From the first line to the last, copy the data exactly.

── EXERCISE INPUTS ──

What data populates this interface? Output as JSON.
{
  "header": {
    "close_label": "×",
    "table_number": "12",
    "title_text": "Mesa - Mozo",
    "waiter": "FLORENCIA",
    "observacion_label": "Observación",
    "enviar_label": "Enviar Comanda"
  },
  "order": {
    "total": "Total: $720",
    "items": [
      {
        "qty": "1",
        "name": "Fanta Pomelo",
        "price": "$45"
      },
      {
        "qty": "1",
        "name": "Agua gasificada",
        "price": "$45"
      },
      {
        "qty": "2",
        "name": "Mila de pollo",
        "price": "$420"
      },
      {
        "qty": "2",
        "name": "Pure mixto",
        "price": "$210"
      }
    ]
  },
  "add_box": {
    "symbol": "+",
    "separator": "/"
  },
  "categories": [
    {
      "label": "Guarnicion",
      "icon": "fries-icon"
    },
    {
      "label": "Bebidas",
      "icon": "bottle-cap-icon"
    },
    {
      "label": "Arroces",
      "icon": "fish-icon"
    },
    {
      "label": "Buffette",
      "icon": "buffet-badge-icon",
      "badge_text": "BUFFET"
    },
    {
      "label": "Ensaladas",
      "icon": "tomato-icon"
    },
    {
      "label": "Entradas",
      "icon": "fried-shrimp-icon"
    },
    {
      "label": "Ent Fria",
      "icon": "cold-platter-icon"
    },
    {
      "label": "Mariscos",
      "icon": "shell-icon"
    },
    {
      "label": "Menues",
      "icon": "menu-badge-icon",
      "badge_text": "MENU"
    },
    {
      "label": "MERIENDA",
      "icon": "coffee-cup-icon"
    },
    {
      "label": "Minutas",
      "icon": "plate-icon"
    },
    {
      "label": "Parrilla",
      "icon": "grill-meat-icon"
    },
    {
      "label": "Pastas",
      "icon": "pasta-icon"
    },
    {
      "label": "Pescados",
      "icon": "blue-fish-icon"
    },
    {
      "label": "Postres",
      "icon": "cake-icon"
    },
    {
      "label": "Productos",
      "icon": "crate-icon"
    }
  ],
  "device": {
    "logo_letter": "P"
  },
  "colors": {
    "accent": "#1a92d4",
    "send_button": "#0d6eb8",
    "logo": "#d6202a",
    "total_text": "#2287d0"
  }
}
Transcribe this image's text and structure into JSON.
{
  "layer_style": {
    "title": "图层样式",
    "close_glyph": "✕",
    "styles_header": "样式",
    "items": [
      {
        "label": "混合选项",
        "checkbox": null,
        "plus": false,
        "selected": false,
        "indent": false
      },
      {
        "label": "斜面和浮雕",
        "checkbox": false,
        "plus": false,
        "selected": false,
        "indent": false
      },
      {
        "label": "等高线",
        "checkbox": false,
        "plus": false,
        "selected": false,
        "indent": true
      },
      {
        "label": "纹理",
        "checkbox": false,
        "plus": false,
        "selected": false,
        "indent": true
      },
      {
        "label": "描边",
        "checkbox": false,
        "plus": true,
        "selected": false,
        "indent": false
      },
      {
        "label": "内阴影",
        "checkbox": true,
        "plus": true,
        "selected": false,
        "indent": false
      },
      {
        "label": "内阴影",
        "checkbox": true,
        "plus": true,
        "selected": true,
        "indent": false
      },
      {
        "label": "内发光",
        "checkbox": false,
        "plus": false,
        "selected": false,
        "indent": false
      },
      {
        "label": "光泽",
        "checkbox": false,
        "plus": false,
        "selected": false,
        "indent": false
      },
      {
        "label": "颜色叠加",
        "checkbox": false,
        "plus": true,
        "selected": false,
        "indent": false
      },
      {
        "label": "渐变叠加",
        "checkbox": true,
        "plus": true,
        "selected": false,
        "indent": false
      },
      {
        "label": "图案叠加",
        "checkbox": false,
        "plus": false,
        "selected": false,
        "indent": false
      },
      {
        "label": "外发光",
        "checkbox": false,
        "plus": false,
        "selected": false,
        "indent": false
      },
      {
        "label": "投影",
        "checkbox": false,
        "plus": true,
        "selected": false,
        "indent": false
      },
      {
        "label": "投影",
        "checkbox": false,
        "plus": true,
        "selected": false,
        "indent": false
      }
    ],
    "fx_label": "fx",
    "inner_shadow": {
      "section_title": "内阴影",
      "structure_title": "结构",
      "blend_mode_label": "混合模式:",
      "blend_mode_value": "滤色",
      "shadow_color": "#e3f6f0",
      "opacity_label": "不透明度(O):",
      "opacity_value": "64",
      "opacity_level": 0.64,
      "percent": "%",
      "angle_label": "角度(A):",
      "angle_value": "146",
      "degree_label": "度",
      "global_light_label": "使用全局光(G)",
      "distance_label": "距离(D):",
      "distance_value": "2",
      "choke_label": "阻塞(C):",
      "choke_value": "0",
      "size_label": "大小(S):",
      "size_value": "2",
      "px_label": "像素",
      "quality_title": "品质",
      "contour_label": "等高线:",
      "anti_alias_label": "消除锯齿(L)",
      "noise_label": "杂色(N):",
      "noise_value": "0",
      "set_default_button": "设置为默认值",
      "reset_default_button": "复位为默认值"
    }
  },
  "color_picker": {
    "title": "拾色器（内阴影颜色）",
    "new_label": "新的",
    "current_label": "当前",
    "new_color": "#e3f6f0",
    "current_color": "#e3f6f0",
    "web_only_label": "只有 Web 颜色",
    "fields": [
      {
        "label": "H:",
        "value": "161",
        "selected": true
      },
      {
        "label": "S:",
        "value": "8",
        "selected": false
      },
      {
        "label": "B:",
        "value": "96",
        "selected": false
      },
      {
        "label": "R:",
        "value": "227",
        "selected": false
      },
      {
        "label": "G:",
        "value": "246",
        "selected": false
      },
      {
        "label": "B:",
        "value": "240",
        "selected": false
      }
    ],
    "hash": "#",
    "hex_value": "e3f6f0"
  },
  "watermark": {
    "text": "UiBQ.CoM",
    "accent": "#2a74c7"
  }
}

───

# SOLUTION TO THIS PROBLEM
What data populates this interface? Output as JSON.
{
  "header": {
    "close_label": "×",
    "table_number": "12",
    "title_text": "Mesa - Mozo",
    "waiter": "FLORENCIA",
    "observacion_label": "Observación",
    "enviar_label": "Enviar Comanda"
  },
  "order": {
    "total": "Total: $720",
    "items": [
      {
        "qty": "1",
        "name": "Fanta Pomelo",
        "price": "$45"
      },
      {
        "qty": "1",
        "name": "Agua gasificada",
        "price": "$45"
      },
      {
        "qty": "2",
        "name": "Mila de pollo",
        "price": "$420"
      },
      {
        "qty": "2",
        "name": "Pure mixto",
        "price": "$210"
      }
    ]
  },
  "add_box": {
    "symbol": "+",
    "separator": "/"
  },
  "categories": [
    {
      "label": "Guarnicion",
      "icon": "fries-icon"
    },
    {
      "label": "Bebidas",
      "icon": "bottle-cap-icon"
    },
    {
      "label": "Arroces",
      "icon": "fish-icon"
    },
    {
      "label": "Buffette",
      "icon": "buffet-badge-icon",
      "badge_text": "BUFFET"
    },
    {
      "label": "Ensaladas",
      "icon": "tomato-icon"
    },
    {
      "label": "Entradas",
      "icon": "fried-shrimp-icon"
    },
    {
      "label": "Ent Fria",
      "icon": "cold-platter-icon"
    },
    {
      "label": "Mariscos",
      "icon": "shell-icon"
    },
    {
      "label": "Menues",
      "icon": "menu-badge-icon",
      "badge_text": "MENU"
    },
    {
      "label": "MERIENDA",
      "icon": "coffee-cup-icon"
    },
    {
      "label": "Minutas",
      "icon": "plate-icon"
    },
    {
      "label": "Parrilla",
      "icon": "grill-meat-icon"
    },
    {
      "label": "Pastas",
      "icon": "pasta-icon"
    },
    {
      "label": "Pescados",
      "icon": "blue-fish-icon"
    },
    {
      "label": "Postres",
      "icon": "cake-icon"
    },
    {
      "label": "Productos",
      "icon": "crate-icon"
    }
  ],
  "device": {
    "logo_letter": "P"
  },
  "colors": {
    "accent": "#1a92d4",
    "send_button": "#0d6eb8",
    "logo": "#d6202a",
    "total_text": "#2287d0"
  }
}
Transcribe this image's text and structure into JSON.
{
  "layer_style": {
    "title": "图层样式",
    "close_glyph": "✕",
    "styles_header": "样式",
    "items": [
      {
        "label": "混合选项",
        "checkbox": null,
        "plus": false,
        "selected": false,
        "indent": false
      },
      {
        "label": "斜面和浮雕",
        "checkbox": false,
        "plus": false,
        "selected": false,
        "indent": false
      },
      {
        "label": "等高线",
        "checkbox": false,
        "plus": false,
        "selected": false,
        "indent": true
      },
      {
        "label": "纹理",
        "checkbox": false,
        "plus": false,
        "selected": false,
        "indent": true
      },
      {
        "label": "描边",
        "checkbox": false,
        "plus": true,
        "selected": false,
        "indent": false
      },
      {
        "label": "内阴影",
        "checkbox": true,
        "plus": true,
        "selected": false,
        "indent": false
      },
      {
        "label": "内阴影",
        "checkbox": true,
        "plus": true,
        "selected": true,
        "indent": false
      },
      {
        "label": "内发光",
        "checkbox": false,
        "plus": false,
        "selected": false,
        "indent": false
      },
      {
        "label": "光泽",
        "checkbox": false,
        "plus": false,
        "selected": false,
        "indent": false
      },
      {
        "label": "颜色叠加",
        "checkbox": false,
        "plus": true,
        "selected": false,
        "indent": false
      },
      {
        "label": "渐变叠加",
        "checkbox": true,
        "plus": true,
        "selected": false,
        "indent": false
      },
      {
        "label": "图案叠加",
        "checkbox": false,
        "plus": false,
        "selected": false,
        "indent": false
      },
      {
        "label": "外发光",
        "checkbox": false,
        "plus": false,
        "selected": false,
        "indent": false
      },
      {
        "label": "投影",
        "checkbox": false,
        "plus": true,
        "selected": false,
        "indent": false
      },
      {
        "label": "投影",
        "checkbox": false,
        "plus": true,
        "selected": false,
        "indent": false
      }
    ],
    "fx_label": "fx",
    "inner_shadow": {
      "section_title": "内阴影",
      "structure_title": "结构",
      "blend_mode_label": "混合模式:",
      "blend_mode_value": "滤色",
      "shadow_color": "#e3f6f0",
      "opacity_label": "不透明度(O):",
      "opacity_value": "64",
      "opacity_level": 0.64,
      "percent": "%",
      "angle_label": "角度(A):",
      "angle_value": "146",
      "degree_label": "度",
      "global_light_label": "使用全局光(G)",
      "distance_label": "距离(D):",
      "distance_value": "2",
      "choke_label": "阻塞(C):",
      "choke_value": "0",
      "size_label": "大小(S):",
      "size_value": "2",
      "px_label": "像素",
      "quality_title": "品质",
      "contour_label": "等高线:",
      "anti_alias_label": "消除锯齿(L)",
      "noise_label": "杂色(N):",
      "noise_value": "0",
      "set_default_button": "设置为默认值",
      "reset_default_button": "复位为默认值"
    }
  },
  "color_picker": {
    "title": "拾色器（内阴影颜色）",
    "new_label": "新的",
    "current_label": "当前",
    "new_color": "#e3f6f0",
    "current_color": "#e3f6f0",
    "web_only_label": "只有 Web 颜色",
    "fields": [
      {
        "label": "H:",
        "value": "161",
        "selected": true
      },
      {
        "label": "S:",
        "value": "8",
        "selected": false
      },
      {
        "label": "B:",
        "value": "96",
        "selected": false
      },
      {
        "label": "R:",
        "value": "227",
        "selected": false
      },
      {
        "label": "G:",
        "value": "246",
        "selected": false
      },
      {
        "label": "B:",
        "value": "240",
        "selected": false
      }
    ],
    "hash": "#",
    "hex_value": "e3f6f0"
  },
  "watermark": {
    "text": "UiBQ.CoM",
    "accent": "#2a74c7"
  }
}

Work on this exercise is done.